**WHAT TO WORK ON**:
Copy each line containing "icon" from the listing below.

----------------------------------------

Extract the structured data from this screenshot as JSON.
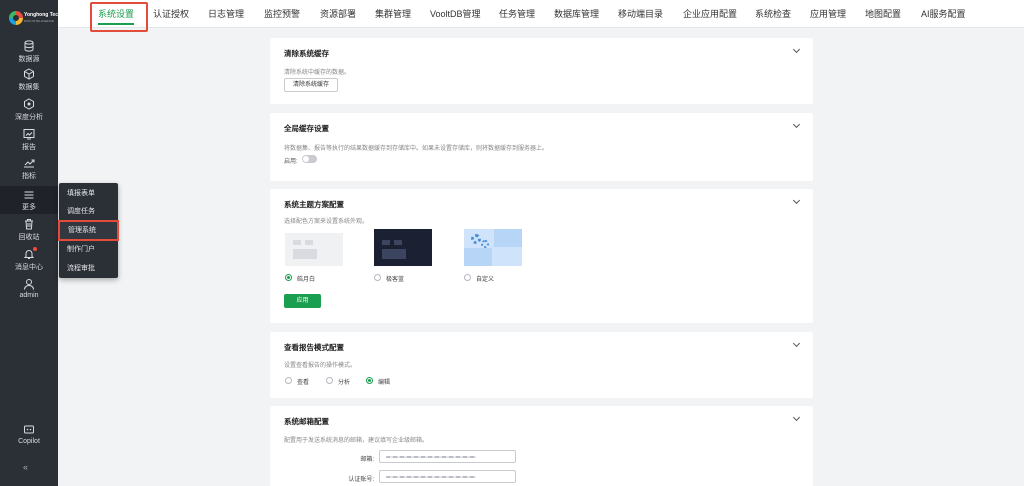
{
  "sidebar": {
    "logo": {
      "brand": "Yonghong Tech",
      "sub": "DATA INTELLIGENCE"
    },
    "items": [
      {
        "label": "数据源",
        "icon": "database-icon"
      },
      {
        "label": "数据集",
        "icon": "dataset-cube-icon"
      },
      {
        "label": "深度分析",
        "icon": "deep-analysis-icon"
      },
      {
        "label": "报告",
        "icon": "report-chart-icon"
      },
      {
        "label": "指标",
        "icon": "metric-trend-icon"
      },
      {
        "label": "更多",
        "icon": "menu-icon"
      },
      {
        "label": "回收站",
        "icon": "trash-icon"
      },
      {
        "label": "消息中心",
        "icon": "bell-icon"
      },
      {
        "label": "admin",
        "icon": "user-icon"
      },
      {
        "label": "Copilot",
        "icon": "copilot-icon"
      }
    ],
    "collapse_glyph": "«"
  },
  "more_menu": {
    "items": [
      "填报表单",
      "调度任务",
      "管理系统",
      "制作门户",
      "流程审批"
    ]
  },
  "tabs": [
    "系统设置",
    "认证授权",
    "日志管理",
    "监控预警",
    "资源部署",
    "集群管理",
    "VooltDB管理",
    "任务管理",
    "数据库管理",
    "移动端目录",
    "企业应用配置",
    "系统检查",
    "应用管理",
    "地图配置",
    "AI服务配置"
  ],
  "active_tab": "系统设置",
  "colors": {
    "accent": "#1a9e4f",
    "highlight_border": "#e34b3b",
    "sidebar_bg": "#2b2f36"
  },
  "cards": {
    "clear_cache": {
      "title": "清除系统缓存",
      "desc": "清除系统中缓存的数据。",
      "button": "清除系统缓存"
    },
    "global_cache": {
      "title": "全局缓存设置",
      "desc": "将数据集、报告等执行的结果数据缓存到存储库中。如果未设置存储库，则将数据缓存到服务器上。",
      "switch_label": "启用:",
      "enabled": false
    },
    "theme": {
      "title": "系统主题方案配置",
      "desc": "选择配色方案来设置系统外观。",
      "options": [
        "皓月白",
        "极客蓝",
        "自定义"
      ],
      "selected": "皓月白",
      "apply_button": "应用"
    },
    "report_mode": {
      "title": "查看报告模式配置",
      "desc": "设置查看报告的操作模式。",
      "options": [
        "查看",
        "分析",
        "编辑"
      ],
      "selected": "编辑"
    },
    "mail": {
      "title": "系统邮箱配置",
      "desc": "配置用于发送系统消息的邮箱，建议填写企业级邮箱。",
      "email_label": "邮箱:",
      "account_label": "认证账号:"
    }
  }
}
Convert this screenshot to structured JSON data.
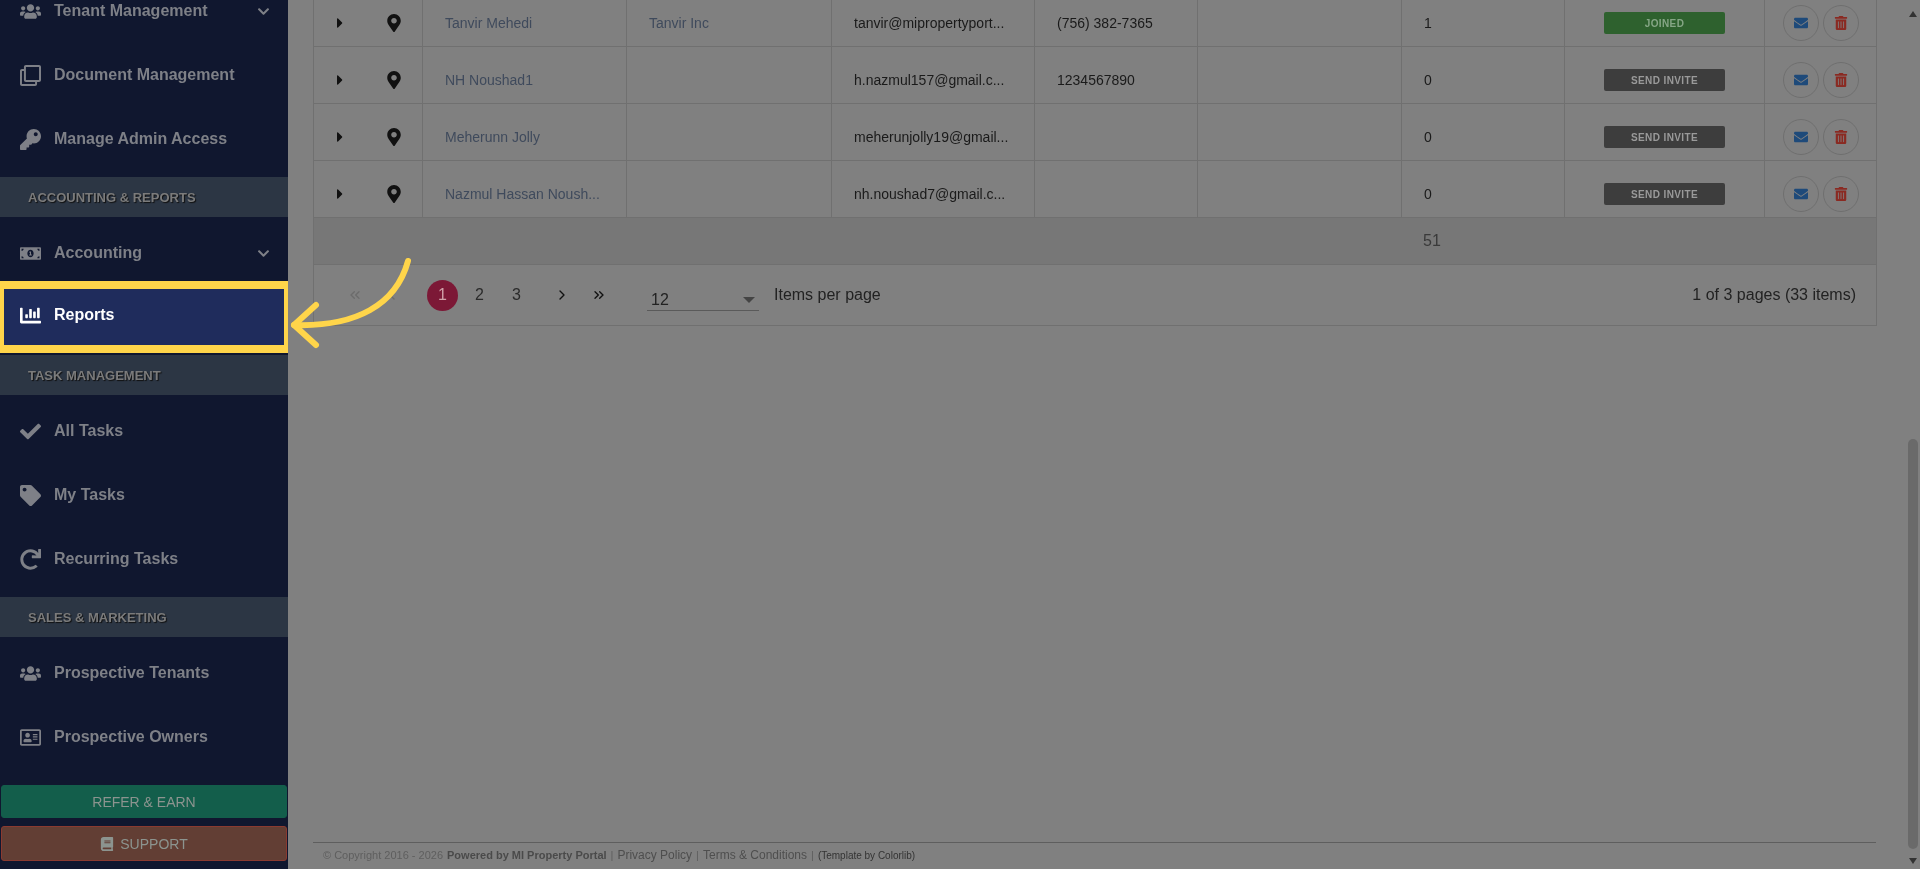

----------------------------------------

**WRITTEN SOLUTION**:
        "icon": "database-icon"
        "icon": "dataset-cube-icon"
        "icon": "deep-analysis-icon"
        "icon": "report-chart-icon"
        "icon": "metric-trend-icon"
        "icon": "menu-icon"
        "icon": "trash-icon"
        "icon": "bell-icon"
        "icon": "user-icon"
        "icon": "copilot-icon"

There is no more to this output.